It usually starts with a dream or an image and I just begin spinning a story. From that scene, I ask questions and build my story from there. I also pick an overarching idea for the story and how the characters will grow around that idea or concept. When I wrote Run Devil Run, it was a twisted study of neglect and an updated spin on The Tale of Genji's Broom Tree Chapter discussion on creating the ideal woman. Love You Some Day is a study of two people developing both a public and private persona, when in the beginning each had one or the other. I always look to concepts from the past to play with, to make them new again with my own voice.
Do you remember the first story you ever read, and the impact it had on you?
Tamora Pierce's Alanna stories--The Lioness Quartet, as well as Madeleine L'Engle's "And Both Were Young" were the pivotal young adult novels that shaped me.
When did you first start writing?
I remember being fairly decent in my middle school English classes and I created some vivid works of short fiction in high school. Then I did not write anything creative through college; it was all science, research papers, and the like. I had binge read some fanfiction from time to time, and one winter a few years back a terrible case of bronchitis led me to Gossip Girl. The rest is history.
Do you remember the first story you ever wrote?
The first piece I remember writing with what later became my own voice was during my freshman year of high school. It was a bit dark, teenage angst and all that, but I had the most encouraging teacher. She made sure I knew that the images I had evoked on that sheet of paper were something more than a typical homework assignment.
What is the greatest joy of writing for you?
The readers. I have met some of the most amazing people; talented, kind, inspiring, all because I found the courage to share the stories I created. I wouldn't be where I am without them, and more than that, I wouldn't have been able to create such cherished friendships.
What do your fans mean to you?

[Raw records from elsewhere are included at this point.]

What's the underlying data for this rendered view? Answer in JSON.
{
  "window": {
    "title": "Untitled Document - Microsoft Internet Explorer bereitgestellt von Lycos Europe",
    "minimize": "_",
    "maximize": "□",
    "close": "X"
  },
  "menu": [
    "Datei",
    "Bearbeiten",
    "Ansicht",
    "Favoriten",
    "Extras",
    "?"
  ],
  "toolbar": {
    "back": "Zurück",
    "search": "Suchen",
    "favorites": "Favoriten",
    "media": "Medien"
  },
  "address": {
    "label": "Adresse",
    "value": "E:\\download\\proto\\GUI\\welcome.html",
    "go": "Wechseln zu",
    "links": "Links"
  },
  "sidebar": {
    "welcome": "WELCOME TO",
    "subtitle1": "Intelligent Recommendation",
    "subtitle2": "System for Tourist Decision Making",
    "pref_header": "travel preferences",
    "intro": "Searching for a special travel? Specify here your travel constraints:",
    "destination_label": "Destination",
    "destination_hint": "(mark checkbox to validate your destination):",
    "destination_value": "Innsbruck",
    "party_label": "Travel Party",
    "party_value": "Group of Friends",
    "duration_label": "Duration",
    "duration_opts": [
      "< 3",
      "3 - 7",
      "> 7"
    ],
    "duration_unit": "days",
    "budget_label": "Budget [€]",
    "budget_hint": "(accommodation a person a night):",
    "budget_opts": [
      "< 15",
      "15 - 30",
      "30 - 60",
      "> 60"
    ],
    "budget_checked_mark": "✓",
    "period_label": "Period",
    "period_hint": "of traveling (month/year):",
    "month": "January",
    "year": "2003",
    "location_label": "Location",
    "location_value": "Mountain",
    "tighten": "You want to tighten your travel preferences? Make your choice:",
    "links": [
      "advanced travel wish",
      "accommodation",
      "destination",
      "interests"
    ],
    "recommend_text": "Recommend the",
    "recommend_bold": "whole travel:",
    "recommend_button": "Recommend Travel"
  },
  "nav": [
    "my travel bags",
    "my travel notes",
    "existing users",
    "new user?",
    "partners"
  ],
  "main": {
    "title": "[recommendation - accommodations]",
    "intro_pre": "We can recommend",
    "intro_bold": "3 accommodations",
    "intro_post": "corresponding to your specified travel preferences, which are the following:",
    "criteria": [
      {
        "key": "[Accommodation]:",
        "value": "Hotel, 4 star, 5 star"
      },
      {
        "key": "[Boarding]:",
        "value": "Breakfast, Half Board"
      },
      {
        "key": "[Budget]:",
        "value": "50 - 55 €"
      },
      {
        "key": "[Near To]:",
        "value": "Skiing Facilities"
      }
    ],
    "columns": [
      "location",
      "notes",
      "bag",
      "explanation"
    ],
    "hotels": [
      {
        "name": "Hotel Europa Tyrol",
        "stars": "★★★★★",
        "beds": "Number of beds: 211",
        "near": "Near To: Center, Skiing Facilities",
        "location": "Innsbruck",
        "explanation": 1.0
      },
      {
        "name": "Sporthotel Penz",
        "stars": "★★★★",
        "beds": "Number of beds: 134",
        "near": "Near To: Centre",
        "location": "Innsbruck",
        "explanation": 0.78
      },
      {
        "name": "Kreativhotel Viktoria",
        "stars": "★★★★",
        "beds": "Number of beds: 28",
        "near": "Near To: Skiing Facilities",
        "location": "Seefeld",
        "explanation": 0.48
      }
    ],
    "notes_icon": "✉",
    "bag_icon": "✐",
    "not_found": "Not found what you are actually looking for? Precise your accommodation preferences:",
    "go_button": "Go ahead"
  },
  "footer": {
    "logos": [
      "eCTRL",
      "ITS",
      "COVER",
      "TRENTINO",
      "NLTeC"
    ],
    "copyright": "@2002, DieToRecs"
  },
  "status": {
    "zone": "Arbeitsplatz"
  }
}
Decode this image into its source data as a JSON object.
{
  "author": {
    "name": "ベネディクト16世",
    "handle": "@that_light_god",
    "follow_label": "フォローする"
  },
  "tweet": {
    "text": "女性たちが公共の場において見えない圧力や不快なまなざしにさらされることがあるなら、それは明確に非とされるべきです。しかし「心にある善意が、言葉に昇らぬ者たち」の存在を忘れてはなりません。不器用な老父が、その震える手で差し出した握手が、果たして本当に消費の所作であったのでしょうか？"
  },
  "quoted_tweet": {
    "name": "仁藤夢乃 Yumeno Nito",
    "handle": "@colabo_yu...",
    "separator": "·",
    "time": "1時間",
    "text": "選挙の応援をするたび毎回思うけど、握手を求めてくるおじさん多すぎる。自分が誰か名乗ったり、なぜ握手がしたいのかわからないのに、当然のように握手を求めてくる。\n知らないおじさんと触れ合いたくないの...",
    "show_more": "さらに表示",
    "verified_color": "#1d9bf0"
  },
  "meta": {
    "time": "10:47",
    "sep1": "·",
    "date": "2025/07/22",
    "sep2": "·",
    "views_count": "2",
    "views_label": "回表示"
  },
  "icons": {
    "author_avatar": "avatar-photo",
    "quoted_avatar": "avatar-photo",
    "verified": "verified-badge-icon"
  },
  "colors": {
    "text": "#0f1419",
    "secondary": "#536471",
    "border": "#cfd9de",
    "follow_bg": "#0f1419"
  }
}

Community. It's beautiful seeing people come together around works of art, but most especially because of a book. As a fan, it's a beautiful experience, and as a creator, it's the most humbling experience.
Describe your desk
Dominated by my iMac, primarily! A few pens and some paper. OttLite, keyboard, and mouse. What I love most is above my desk? My large pinboard covered with postcards. All the way from Japan on the opposite side of the globe to down South in Florida, and everywhere inbetween. All from my readers. Some of those friends have come and gone, others have been walking this path with me for years. I love every single one.
Where did you grow up, and how did this influence your writing?
Big city girl in the Midwest United States. Low-end of the middle class, but never below the poverty line. My mother was resourceful and has always had a brilliant sense of style and taste. When other girls hated schools and wanted to play all day, I longed to study at a boarding school in Switzerland so I could learn as many languages as possible. Little girls played make-up and dreamt about babies and weddings. I played at pretending to have tea at a Parisian bistro. I grew up on classical music, public television (think Are You Being Served? and David Suchet's Poirot on Masterpiece Theater. Or the original airings of Jeeves and Wooster and Pride and Prejudice.), and had my first library card at age four. I had always wanted school to want more of me and wanted my peers to be as boundless as I felt I was. You are not a straight line, nor is your life a single path. We're fractals growing outward, our lives creating an unimaginable pattern, all of our own making through choice and experience.
How do you approach cover design?
I love a cover to evoke either a strong action or to be a taunt. Both covers for "What Do You Believe In?" and "Run Devil Run" are a challenge; a taunt. "Love You Some Day" is overwhelming beauty with a strong sense of distress and movement.
How do you discover the ebooks you read?
Friends are the best place to find recommendations.
What is your e-reading device of choice?
I love my Kindle Paperwhite. Small but not too small and the screen contrast and brightness is perfect for me. Highlighting, notes, and vocabulary builder are wonderful tools.
Smashwords Interviews are created by the profiled author, publisher or reader.
Chuck always gets what he wants. Always. A man with a goal is dangerous; Chuck Bass with a goal is sadistic.
**Rated MA for severely dark, psychological, emotional, physical, and erotic content.**